Despite recent test-firings of missiles and sporadic bursts of bluster by Tehran, there are growing indications that Iran might be preparing to accept preliminary talks about its nuclear program with a group of countries that includes the United States.
It would hardly be the first time that tough actions or rhetoric presage diplomatic movement; such tactics are a time-honored method countries use to position themselves before any give-and-take begins.
"I think both sides are softening," says Gary Sick, a longtime Iran expert with Columbia University who served on the National Security Council during the Iran hostage crisis. "I see a little glimmer of hope here."
This Saturday, Iranian officials are to meet with European Union foreign policy chief Javier Solana in Geneva to discuss recent proposals each side has given the other. And for the first time in direct discussions with Iran on its nuclear program, there will be an American in the room—the No. 3 U.S. diplomat, Under Secretary of State for Political Affairs William Burns.
Burns is not expected to negotiate, and the administration says his presence—which breaks a self-imposed taboo—is a one-time gesture. Still, European officials are pleased at the more direct U.S. role, and the shift suggests that the long-running nuclear stalemate with Iran is arriving at a potentially key juncture.
Though an unambiguous breakthrough seems unlikely over the weekend, some Iranian officials are interested in finding a way to move forward, based largely on an idea presented in private in June by Solana on behalf of a six-nation group.
The idea is to get a conversation going about what full-fledged negotiations would look like between Iran and the P-5 plus 1: the five permanent United Nations Security Council members (the United States, Britain, France, Russia, and China) plus Germany. The group's new proposal has been dubbed "freeze for freeze." Iran would have to stop all new nuclear activity, such as installing more centrifuges for uranium enrichment, and the P-5 plus 1 would halt consideration of new U.N. sanctions for a period of six weeks. Showing new flexibility, Secretary of State Condoleezza Rice explicitly signed off on the idea.
State Department officials call it a short-term, interim step with the aim of getting Iran to the bargaining table. Once there, as the group has demanded all along, Iran is supposed to suspend all its nuclear work for the duration of negotiations, while the Security Council would suspend its sanctions.
"We have seen some positive remarks," says one official. But whether Iran would be willing to comply and reverse its position on an issue ballyhooed as a national cause remains in deep doubt.
The negotiating group has sweetened the incentives Iran would receive in a future nuclear deal, acknowledging not only that Iran has a right to develop peaceful nuclear energy but that it would receive technical and financial help for proliferation-resistant light-water reactors.
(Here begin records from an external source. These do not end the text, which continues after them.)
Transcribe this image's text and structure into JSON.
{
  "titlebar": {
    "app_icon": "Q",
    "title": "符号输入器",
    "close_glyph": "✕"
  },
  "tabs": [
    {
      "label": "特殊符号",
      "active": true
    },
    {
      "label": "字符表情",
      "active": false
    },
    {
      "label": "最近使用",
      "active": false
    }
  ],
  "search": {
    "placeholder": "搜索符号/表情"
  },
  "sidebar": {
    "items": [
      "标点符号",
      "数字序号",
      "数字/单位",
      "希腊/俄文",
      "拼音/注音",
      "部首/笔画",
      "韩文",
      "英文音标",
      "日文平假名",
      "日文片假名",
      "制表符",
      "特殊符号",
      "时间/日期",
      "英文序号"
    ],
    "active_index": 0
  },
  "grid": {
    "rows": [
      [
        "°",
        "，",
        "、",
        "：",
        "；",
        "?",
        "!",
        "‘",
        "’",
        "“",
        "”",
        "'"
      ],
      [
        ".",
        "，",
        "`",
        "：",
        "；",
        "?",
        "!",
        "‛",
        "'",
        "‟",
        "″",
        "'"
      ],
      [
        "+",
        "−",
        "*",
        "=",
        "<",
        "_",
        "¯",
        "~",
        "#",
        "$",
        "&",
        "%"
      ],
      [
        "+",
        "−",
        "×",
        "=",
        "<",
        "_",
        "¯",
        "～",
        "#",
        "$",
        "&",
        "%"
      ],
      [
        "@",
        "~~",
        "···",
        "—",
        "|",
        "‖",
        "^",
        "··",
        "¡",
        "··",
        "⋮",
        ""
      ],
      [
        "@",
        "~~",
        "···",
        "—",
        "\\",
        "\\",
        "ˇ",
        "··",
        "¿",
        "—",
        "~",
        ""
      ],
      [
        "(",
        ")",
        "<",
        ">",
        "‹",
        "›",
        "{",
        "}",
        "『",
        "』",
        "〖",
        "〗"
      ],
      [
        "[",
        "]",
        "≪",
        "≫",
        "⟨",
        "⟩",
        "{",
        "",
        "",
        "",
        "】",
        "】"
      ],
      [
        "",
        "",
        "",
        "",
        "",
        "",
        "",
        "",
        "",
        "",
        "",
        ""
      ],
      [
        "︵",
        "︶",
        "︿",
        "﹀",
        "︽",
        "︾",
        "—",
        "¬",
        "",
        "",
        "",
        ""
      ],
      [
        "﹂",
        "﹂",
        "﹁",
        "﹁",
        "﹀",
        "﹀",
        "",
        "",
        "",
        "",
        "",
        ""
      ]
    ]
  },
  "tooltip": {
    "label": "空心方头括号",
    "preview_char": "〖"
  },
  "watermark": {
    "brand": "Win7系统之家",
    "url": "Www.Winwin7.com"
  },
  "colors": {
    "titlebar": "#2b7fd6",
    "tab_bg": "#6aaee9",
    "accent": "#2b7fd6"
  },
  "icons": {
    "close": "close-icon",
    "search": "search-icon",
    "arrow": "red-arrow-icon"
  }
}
The official at State calls the package "generous" and says the administration remains committed to a diplomatic resolution.
Tehran is showing unaccustomed interest, if vaguely. Iranian Foreign Minister Manouchehr Mottaki told American journalists in New York this month that he sees potential for new talks and that the proposal from the United States and its negotiating partners was being closely examined. Ali Akbar Velayati, the foreign policy adviser to Iran's supreme spiritual leader, has publicly urged accepting negotiations. His boss, Ayatollah Ali Khamenei, is Iran's ultimate authority on foreign and defense policy—not the country's president, Mahmoud Ahmadinejad.
"His [Ahmadinejad's] influence on the nuclear file has waned, and Khamenei is firmly in charge," says Karim Sadjadpour, an Iran specialist at the Carnegie Endowment for International Peace.
Indeed, Khamenei's hand may be behind the perplexing pairing of modest Iranian overtures with the blunt warnings against an attack on Iran's nuclear facilities by either the United States or Israel that accompanied the missile firings in early July. The main impulse behind the Iranian test-firings seemed to be to deter any attack rather than to advance its military capabilities. One Revolutionary Guards official allied with Khamenei vowed that if there were a strike on Iran, "Tel Aviv and U.S. naval fleet in the Persian Gulf will be the first targets which will be set on fire in Iran's crushing response."